The first of the five new books I am reading this year was Anatomy Of Love: A Natural History Of Mating, Marriage, And Why We Stray By Helen Fisher. I’ll tell ya, this book is a S-L-O-W read. Normally I can breeze through a book of it’s size in a week or two, but this book challenged me to think, hard, and it took a great deal of time to mentally digest all of the fascinating information held within it’s pages. I love those sorts of books. It’s so much more satisfying once you make it to the end.
To break this book down to the very basics (not easy to do, trust me) it could be called a very thorough examination of human sexuality throughout our evolution. It starts right at the beginning of time, and speaks at great length about how sexual beliefs and practices have come to be through the ages.
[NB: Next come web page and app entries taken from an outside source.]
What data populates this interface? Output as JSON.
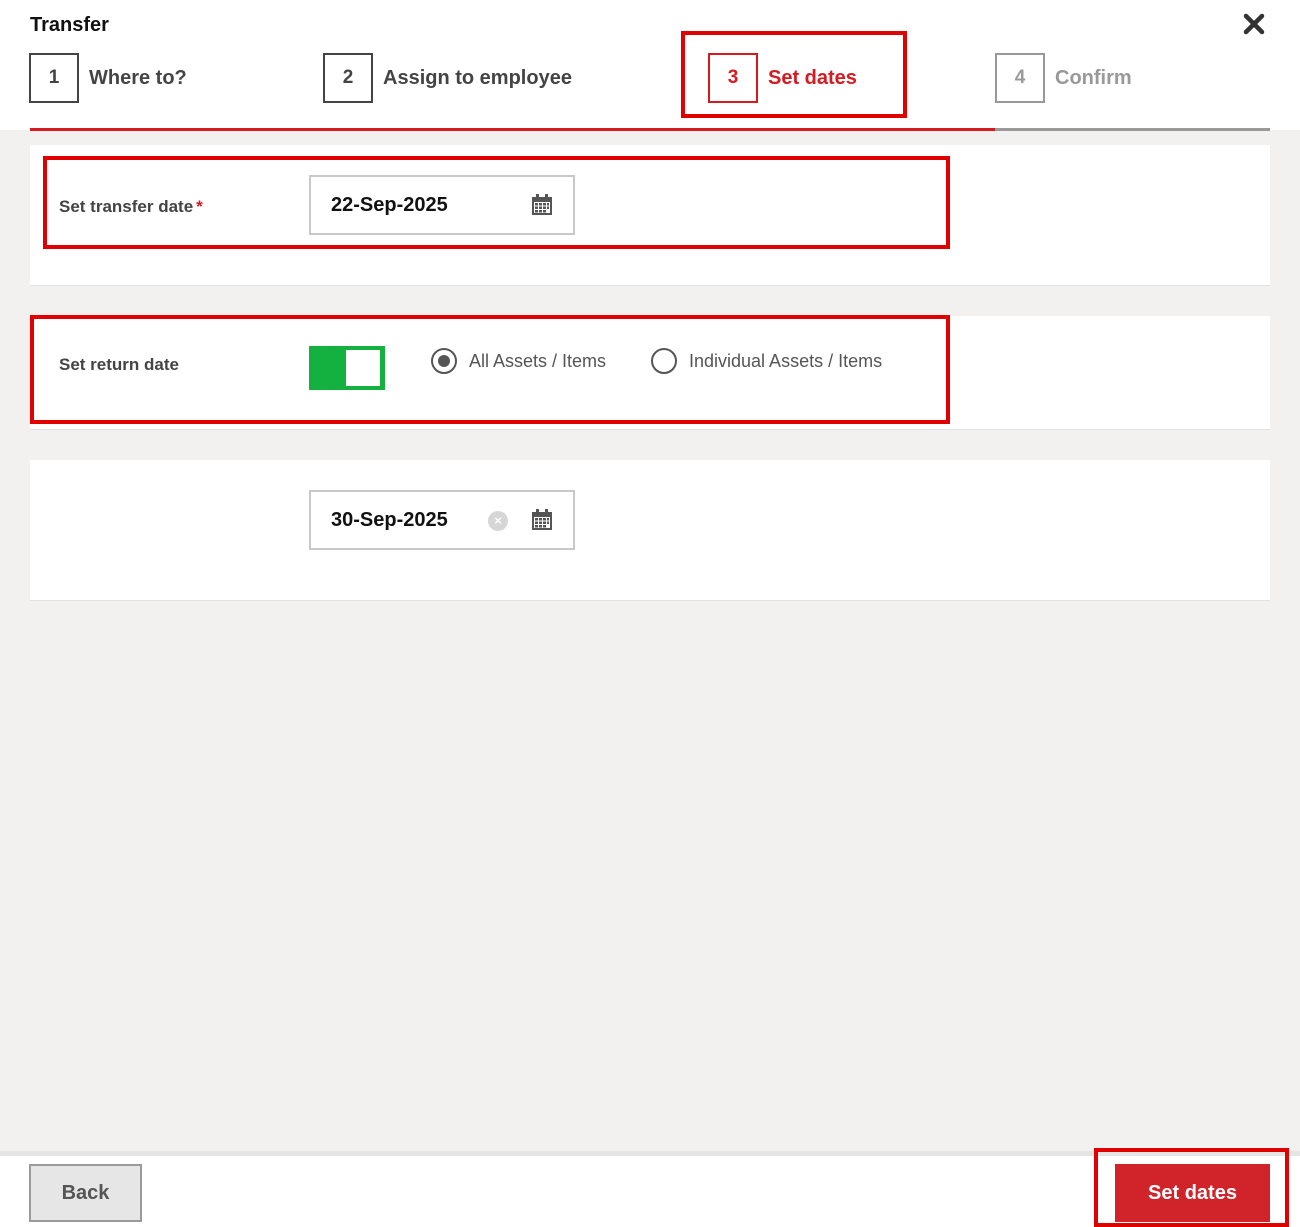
{
  "window": {
    "title": "Transfer"
  },
  "steps": [
    {
      "number": "1",
      "label": "Where to?",
      "state": "done"
    },
    {
      "number": "2",
      "label": "Assign to employee",
      "state": "done"
    },
    {
      "number": "3",
      "label": "Set dates",
      "state": "active"
    },
    {
      "number": "4",
      "label": "Confirm",
      "state": "disabled"
    }
  ],
  "progress": {
    "completed_steps": 3,
    "total_steps": 4
  },
  "transfer": {
    "label": "Set transfer date",
    "required_mark": "*",
    "value": "22-Sep-2025"
  },
  "return": {
    "label": "Set return date",
    "toggle_on": true,
    "options": [
      "All Assets / Items",
      "Individual Assets / Items"
    ],
    "selected_option": "All Assets / Items",
    "date_value": "30-Sep-2025"
  },
  "footer": {
    "back_label": "Back",
    "submit_label": "Set dates"
  },
  "colors": {
    "accent": "#d71920",
    "toggle_on": "#14b141",
    "highlight": "#e00000"
  },
  "icons": {
    "close": "close-icon",
    "calendar": "calendar-icon",
    "clear": "clear-icon"
  }
}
It examines countless other cultures, which I enjoyed a great deal. Books that are completely based on western culture and then claim to represent humans the world over irritate me. This is not one of those books.
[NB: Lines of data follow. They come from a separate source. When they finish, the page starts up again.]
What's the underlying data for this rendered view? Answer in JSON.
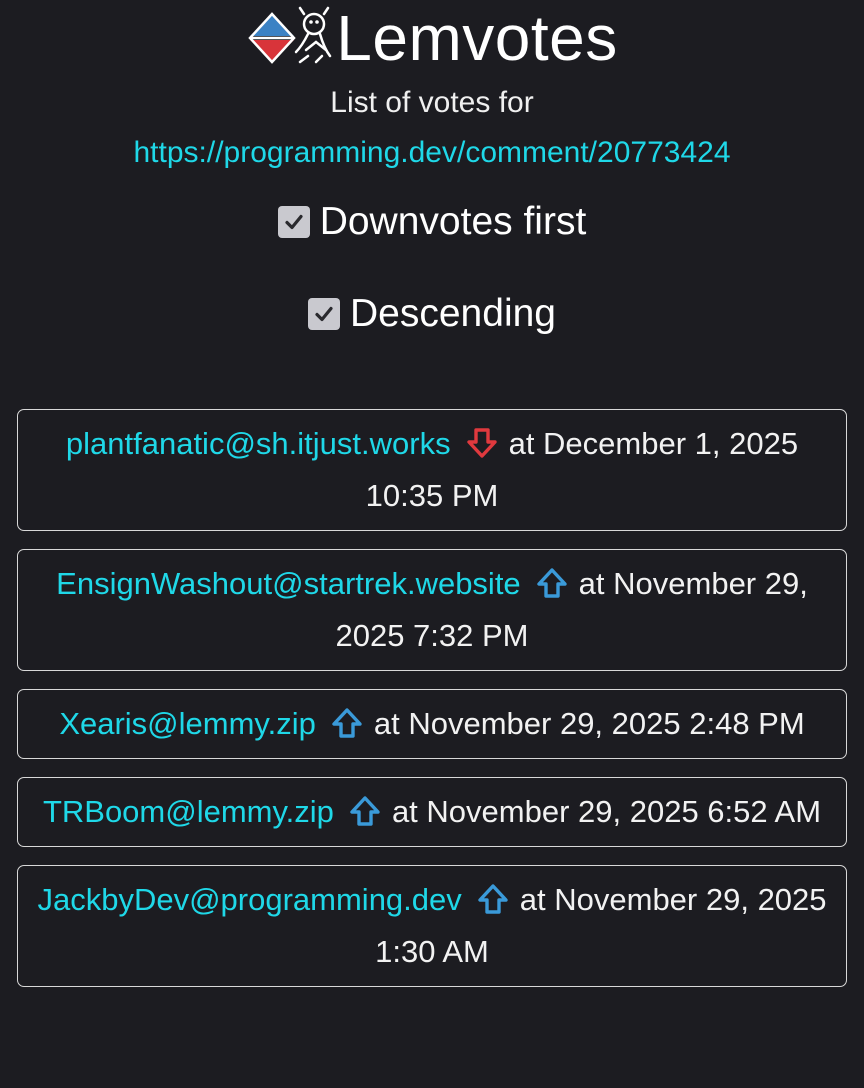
{
  "app": {
    "title": "Lemvotes"
  },
  "subtitle": {
    "prefix": "List of votes for ",
    "link_text": "https://programming.dev/comment/20773424"
  },
  "options": [
    {
      "label": "Downvotes first",
      "checked": true
    },
    {
      "label": "Descending",
      "checked": true
    }
  ],
  "votes": [
    {
      "user": "plantfanatic@sh.itjust.works",
      "type": "downvote",
      "time": "at December 1, 2025 10:35 PM"
    },
    {
      "user": "EnsignWashout@startrek.website",
      "type": "upvote",
      "time": "at November 29, 2025 7:32 PM"
    },
    {
      "user": "Xearis@lemmy.zip",
      "type": "upvote",
      "time": "at November 29, 2025 2:48 PM"
    },
    {
      "user": "TRBoom@lemmy.zip",
      "type": "upvote",
      "time": "at November 29, 2025 6:52 AM"
    },
    {
      "user": "JackbyDev@programming.dev",
      "type": "upvote",
      "time": "at November 29, 2025 1:30 AM"
    }
  ],
  "colors": {
    "background": "#1c1c21",
    "link": "#1fd8e8",
    "upvote": "#3a9ad9",
    "downvote": "#e0393e"
  }
}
It has an excellent balance of speculative versus factual information. The flow of the book is easy to understand and it’s organized chronologically. It also remained very neutral on subjects such as monogamy/non-monogamy, which was refreshing. I know that sometimes books claim to be neutral, and yet you can sense a sort of ‘tone’ about the writing that hints subtle preferences or agreement with one or the other. Not so with this book. In fact it’s almost entirely devoid of emotion, clearly wanting to stick to the scientific analysis, rather than taking a moral stance.
It was incredibly interesting to learn about how early humans related to each other, and how our mating practices came into being. It also taught me a great deal about marriage and how monogamy came into practice (like most primates, early humans were very likely not monogamous).
Without revealing too much of ‘good parts’ it certainly makes one think a great deal about our society. Sexuality, relations between men and women, and our commonly held beliefs about monogamy and marriage seem to be coming full circle. I think that as men and women come to depend on each other less and less for financial security and reasons related to material things, we will see a return to more ‘natural’ patterns of relationships.
Actually, I can’t come up with a single negative comment on this book. It completely exceeded all of my expectations.
If you enjoy being challenged mentally, and find history and evolutionary theories interesting, give this book a read. I promise you won’t be disappointed.
This Book Receives: